-- DATA FOR PROCESSING follows --
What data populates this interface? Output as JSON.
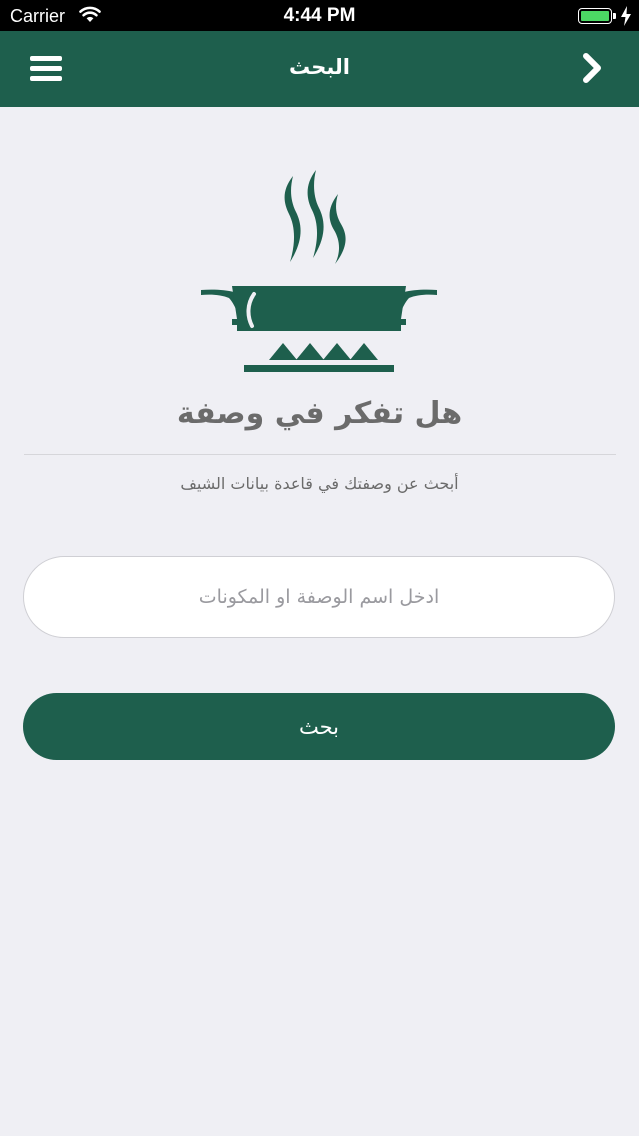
{
  "status_bar": {
    "carrier": "Carrier",
    "time": "4:44 PM"
  },
  "nav": {
    "title": "البحث",
    "left_icon": "hamburger-menu-icon",
    "right_icon": "chevron-right-icon"
  },
  "hero": {
    "icon": "steaming-pot-on-stove-icon",
    "headline": "هل تفكر في وصفة",
    "subtitle": "أبحث عن وصفتك في قاعدة بيانات الشيف"
  },
  "search": {
    "placeholder": "ادخل اسم الوصفة او المكونات",
    "value": "",
    "button_label": "بحث"
  },
  "colors": {
    "brand": "#1e5f4d",
    "background": "#efeff4",
    "text_muted": "#6b6b6b",
    "battery": "#4cd964"
  }
}
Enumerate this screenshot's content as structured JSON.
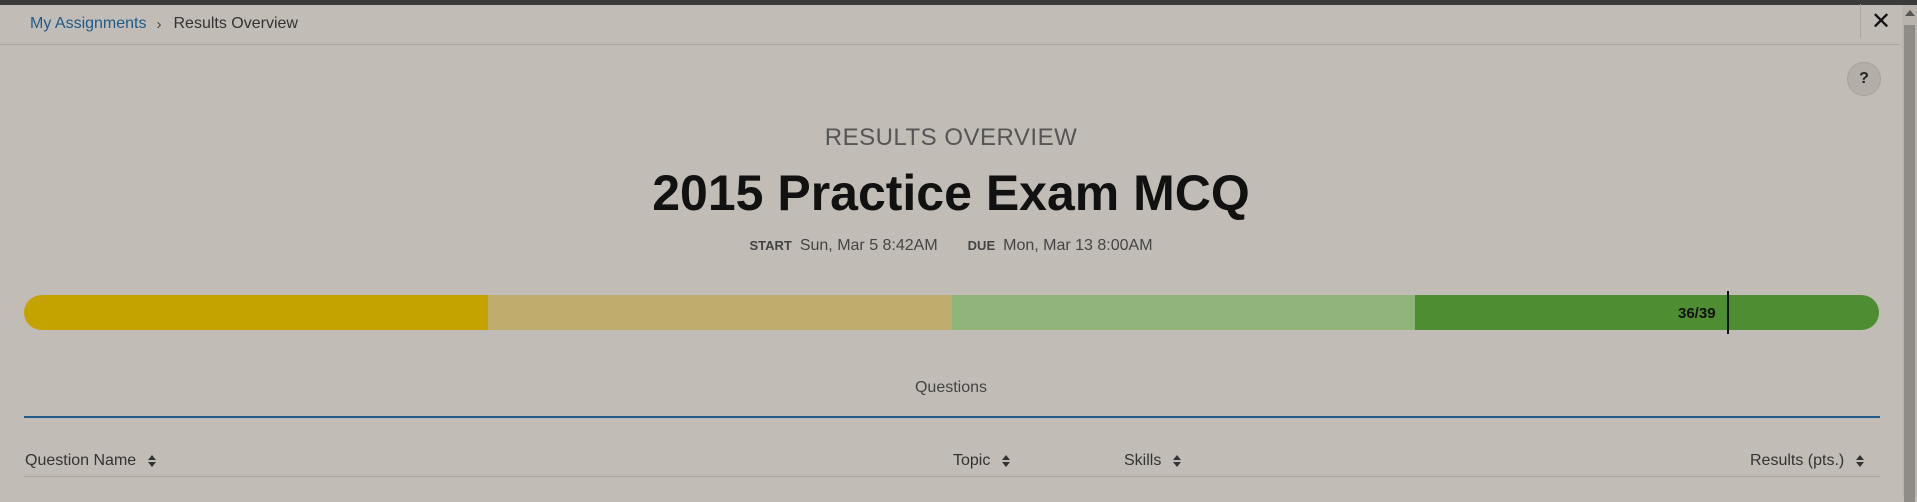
{
  "breadcrumb": {
    "link_label": "My Assignments",
    "separator": "›",
    "current": "Results Overview"
  },
  "window": {
    "close_label": "✕",
    "help_label": "?"
  },
  "header": {
    "overview_label": "RESULTS OVERVIEW",
    "title": "2015 Practice Exam MCQ",
    "start_key": "START",
    "start_value": "Sun, Mar 5 8:42AM",
    "due_key": "DUE",
    "due_value": "Mon, Mar 13 8:00AM"
  },
  "score": {
    "label": "36/39",
    "earned": 36,
    "total": 39,
    "segment_colors": [
      "#c4a200",
      "#c0ac6c",
      "#90b57a",
      "#4f8d33"
    ]
  },
  "tabs": {
    "questions_label": "Questions"
  },
  "table": {
    "columns": [
      {
        "label": "Question Name"
      },
      {
        "label": "Topic"
      },
      {
        "label": "Skills"
      },
      {
        "label": "Results (pts.)"
      }
    ]
  }
}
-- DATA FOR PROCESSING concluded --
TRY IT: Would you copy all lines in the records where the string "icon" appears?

SOLUTION:
    "left_icon": "hamburger-menu-icon",
    "right_icon": "chevron-right-icon"
    "icon": "steaming-pot-on-stove-icon",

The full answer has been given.